> WORK INSTRUCTION
Which lines have the string "Shape"? Copy all of them from the entries below.

─── RECORDS TO USE ───

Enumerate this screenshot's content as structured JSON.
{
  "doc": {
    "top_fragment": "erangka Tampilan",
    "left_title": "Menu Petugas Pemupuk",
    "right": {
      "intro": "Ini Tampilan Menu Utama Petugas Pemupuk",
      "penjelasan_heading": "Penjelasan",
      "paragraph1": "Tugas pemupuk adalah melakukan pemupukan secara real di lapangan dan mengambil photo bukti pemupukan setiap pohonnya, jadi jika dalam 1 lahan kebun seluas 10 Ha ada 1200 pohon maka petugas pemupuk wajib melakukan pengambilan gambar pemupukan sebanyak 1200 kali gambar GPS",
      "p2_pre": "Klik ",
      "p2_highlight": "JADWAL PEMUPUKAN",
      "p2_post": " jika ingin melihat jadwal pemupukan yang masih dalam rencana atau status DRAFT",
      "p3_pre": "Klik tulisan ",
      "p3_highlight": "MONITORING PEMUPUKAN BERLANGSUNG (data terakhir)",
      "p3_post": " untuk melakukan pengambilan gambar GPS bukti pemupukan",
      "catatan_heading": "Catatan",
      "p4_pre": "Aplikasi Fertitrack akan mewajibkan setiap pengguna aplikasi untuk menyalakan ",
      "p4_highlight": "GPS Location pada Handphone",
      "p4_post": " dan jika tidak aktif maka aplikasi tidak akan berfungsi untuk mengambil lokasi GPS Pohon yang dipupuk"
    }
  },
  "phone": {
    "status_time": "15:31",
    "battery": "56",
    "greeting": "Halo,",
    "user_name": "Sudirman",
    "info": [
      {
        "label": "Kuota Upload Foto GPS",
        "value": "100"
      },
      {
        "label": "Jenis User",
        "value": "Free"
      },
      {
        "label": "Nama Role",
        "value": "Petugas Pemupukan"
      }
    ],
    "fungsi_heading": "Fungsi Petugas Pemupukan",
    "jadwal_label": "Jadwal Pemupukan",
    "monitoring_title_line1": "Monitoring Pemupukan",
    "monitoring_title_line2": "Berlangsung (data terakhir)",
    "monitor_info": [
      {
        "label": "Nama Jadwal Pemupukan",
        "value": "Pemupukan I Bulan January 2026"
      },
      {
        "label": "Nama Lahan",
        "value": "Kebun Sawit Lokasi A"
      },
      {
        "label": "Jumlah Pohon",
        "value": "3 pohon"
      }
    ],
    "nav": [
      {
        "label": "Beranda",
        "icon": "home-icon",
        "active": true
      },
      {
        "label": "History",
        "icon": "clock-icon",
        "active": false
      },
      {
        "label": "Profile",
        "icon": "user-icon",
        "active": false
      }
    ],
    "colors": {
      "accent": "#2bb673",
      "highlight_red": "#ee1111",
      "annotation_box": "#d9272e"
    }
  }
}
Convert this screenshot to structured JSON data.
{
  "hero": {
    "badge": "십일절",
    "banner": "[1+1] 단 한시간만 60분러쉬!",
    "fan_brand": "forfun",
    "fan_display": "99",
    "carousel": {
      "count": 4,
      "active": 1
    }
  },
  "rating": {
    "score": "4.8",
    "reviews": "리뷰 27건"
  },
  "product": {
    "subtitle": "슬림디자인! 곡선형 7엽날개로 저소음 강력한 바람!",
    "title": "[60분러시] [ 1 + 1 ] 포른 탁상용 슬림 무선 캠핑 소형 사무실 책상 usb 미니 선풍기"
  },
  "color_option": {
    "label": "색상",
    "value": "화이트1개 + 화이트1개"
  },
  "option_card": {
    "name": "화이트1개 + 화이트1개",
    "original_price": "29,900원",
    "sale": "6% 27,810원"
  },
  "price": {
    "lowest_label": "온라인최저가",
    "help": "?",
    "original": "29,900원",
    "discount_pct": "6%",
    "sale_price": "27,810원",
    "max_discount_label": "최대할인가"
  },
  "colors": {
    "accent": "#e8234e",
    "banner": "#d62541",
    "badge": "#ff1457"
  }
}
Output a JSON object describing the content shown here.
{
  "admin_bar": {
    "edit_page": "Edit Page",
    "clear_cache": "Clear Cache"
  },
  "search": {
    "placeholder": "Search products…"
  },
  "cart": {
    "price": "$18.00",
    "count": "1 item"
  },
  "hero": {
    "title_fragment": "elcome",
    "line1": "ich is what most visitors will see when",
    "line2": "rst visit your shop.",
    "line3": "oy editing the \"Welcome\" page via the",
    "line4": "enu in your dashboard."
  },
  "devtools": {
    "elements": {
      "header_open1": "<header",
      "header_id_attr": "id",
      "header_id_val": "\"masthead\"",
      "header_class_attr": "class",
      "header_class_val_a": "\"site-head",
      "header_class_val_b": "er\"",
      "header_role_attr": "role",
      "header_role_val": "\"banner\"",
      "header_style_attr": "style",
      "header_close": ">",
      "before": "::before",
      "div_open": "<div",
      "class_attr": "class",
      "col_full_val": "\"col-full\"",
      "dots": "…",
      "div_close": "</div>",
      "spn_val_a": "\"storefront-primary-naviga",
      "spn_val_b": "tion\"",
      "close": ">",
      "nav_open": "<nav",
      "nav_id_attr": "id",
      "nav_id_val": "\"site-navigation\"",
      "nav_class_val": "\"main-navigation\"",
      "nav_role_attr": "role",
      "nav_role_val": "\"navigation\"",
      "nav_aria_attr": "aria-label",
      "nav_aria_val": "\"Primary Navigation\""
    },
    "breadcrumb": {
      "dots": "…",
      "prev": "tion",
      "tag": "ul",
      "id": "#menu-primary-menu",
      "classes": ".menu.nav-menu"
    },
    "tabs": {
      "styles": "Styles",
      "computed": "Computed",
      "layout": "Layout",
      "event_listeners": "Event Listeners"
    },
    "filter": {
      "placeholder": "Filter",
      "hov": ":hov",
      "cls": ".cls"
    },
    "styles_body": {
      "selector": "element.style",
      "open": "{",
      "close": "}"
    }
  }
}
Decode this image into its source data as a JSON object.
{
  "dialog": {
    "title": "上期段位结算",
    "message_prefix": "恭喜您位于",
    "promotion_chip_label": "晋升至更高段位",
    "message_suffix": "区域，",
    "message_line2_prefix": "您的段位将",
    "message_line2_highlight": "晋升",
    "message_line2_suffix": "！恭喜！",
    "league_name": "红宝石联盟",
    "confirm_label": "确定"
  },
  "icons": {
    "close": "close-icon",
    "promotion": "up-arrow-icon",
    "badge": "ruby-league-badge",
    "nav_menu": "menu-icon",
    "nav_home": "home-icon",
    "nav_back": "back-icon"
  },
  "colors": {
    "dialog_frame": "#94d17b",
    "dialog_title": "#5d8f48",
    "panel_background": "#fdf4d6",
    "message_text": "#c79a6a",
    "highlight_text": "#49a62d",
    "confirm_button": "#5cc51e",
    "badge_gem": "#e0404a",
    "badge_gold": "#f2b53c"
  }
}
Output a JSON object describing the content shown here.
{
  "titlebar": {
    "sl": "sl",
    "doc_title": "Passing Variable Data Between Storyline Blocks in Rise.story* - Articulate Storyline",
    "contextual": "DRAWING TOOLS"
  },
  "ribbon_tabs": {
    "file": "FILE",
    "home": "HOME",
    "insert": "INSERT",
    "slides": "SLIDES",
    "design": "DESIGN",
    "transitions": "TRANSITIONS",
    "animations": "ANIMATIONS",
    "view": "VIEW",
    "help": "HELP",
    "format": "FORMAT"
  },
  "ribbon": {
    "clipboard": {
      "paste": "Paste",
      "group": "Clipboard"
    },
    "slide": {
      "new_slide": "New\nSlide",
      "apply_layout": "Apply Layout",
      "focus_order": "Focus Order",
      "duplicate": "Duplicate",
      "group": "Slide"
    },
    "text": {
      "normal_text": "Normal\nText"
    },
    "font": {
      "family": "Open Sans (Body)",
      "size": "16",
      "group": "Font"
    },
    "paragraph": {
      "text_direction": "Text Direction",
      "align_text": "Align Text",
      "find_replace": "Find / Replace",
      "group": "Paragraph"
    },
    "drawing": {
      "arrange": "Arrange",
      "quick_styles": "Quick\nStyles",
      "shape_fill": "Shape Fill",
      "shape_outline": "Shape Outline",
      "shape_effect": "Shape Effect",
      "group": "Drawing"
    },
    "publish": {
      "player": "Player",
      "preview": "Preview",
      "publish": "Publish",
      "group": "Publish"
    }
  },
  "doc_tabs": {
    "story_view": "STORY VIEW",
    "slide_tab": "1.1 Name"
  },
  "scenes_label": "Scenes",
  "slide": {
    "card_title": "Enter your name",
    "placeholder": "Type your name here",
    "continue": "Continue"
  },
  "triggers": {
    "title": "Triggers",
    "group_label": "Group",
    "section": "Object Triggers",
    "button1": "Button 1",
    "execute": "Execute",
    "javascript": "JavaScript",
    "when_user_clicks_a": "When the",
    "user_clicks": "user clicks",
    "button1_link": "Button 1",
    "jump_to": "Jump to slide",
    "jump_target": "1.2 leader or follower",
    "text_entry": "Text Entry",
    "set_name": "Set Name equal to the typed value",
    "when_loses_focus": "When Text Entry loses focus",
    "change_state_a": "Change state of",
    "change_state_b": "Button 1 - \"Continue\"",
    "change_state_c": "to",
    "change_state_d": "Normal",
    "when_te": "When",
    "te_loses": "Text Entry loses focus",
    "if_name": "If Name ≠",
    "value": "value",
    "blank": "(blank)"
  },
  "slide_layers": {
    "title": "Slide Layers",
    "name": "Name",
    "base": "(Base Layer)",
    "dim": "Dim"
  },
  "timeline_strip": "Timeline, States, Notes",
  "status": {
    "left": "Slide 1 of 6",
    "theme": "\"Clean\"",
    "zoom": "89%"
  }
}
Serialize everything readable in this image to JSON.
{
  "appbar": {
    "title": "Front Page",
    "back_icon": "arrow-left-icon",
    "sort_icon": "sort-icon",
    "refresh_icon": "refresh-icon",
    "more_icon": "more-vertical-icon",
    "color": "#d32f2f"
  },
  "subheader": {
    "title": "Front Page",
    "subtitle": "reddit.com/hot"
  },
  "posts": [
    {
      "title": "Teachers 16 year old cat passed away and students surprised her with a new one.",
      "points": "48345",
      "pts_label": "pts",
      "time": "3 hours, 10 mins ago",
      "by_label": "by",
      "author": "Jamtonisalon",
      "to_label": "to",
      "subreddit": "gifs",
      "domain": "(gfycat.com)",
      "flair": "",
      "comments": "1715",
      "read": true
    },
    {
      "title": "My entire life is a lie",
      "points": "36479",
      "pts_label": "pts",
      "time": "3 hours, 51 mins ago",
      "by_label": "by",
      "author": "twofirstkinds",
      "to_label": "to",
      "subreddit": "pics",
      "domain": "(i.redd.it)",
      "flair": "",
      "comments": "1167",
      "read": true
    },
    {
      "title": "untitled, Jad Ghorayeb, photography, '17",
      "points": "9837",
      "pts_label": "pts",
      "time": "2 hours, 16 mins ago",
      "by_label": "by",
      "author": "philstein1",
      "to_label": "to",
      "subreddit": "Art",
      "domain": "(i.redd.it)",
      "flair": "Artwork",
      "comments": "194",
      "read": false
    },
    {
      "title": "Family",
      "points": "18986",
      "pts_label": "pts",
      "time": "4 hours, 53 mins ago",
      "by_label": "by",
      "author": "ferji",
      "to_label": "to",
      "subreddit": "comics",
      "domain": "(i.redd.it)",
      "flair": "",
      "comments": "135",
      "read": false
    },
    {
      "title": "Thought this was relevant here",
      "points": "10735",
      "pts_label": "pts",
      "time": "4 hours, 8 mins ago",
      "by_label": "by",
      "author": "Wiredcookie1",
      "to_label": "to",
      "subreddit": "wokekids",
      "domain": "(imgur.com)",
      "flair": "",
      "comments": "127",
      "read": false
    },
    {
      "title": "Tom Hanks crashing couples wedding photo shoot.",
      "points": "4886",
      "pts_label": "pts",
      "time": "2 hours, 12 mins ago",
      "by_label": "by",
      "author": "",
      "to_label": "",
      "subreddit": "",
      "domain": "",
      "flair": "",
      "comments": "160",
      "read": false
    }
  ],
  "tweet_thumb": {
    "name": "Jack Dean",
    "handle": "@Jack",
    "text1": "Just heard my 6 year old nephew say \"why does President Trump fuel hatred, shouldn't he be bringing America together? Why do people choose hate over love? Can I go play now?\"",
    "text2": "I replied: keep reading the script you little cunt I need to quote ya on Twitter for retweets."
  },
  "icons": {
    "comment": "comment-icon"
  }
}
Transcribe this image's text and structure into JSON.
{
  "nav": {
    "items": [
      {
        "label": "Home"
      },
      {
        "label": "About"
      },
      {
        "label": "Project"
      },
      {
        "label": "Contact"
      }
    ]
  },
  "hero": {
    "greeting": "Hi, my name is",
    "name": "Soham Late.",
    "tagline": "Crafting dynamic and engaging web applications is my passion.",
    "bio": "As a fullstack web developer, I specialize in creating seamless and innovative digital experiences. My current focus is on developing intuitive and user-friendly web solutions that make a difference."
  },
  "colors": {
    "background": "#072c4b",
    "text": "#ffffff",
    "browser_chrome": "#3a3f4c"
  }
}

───

> SOLUTION FOR THIS EXERCISE
      "shape_fill": "Shape Fill",
      "shape_outline": "Shape Outline",
      "shape_effect": "Shape Effect",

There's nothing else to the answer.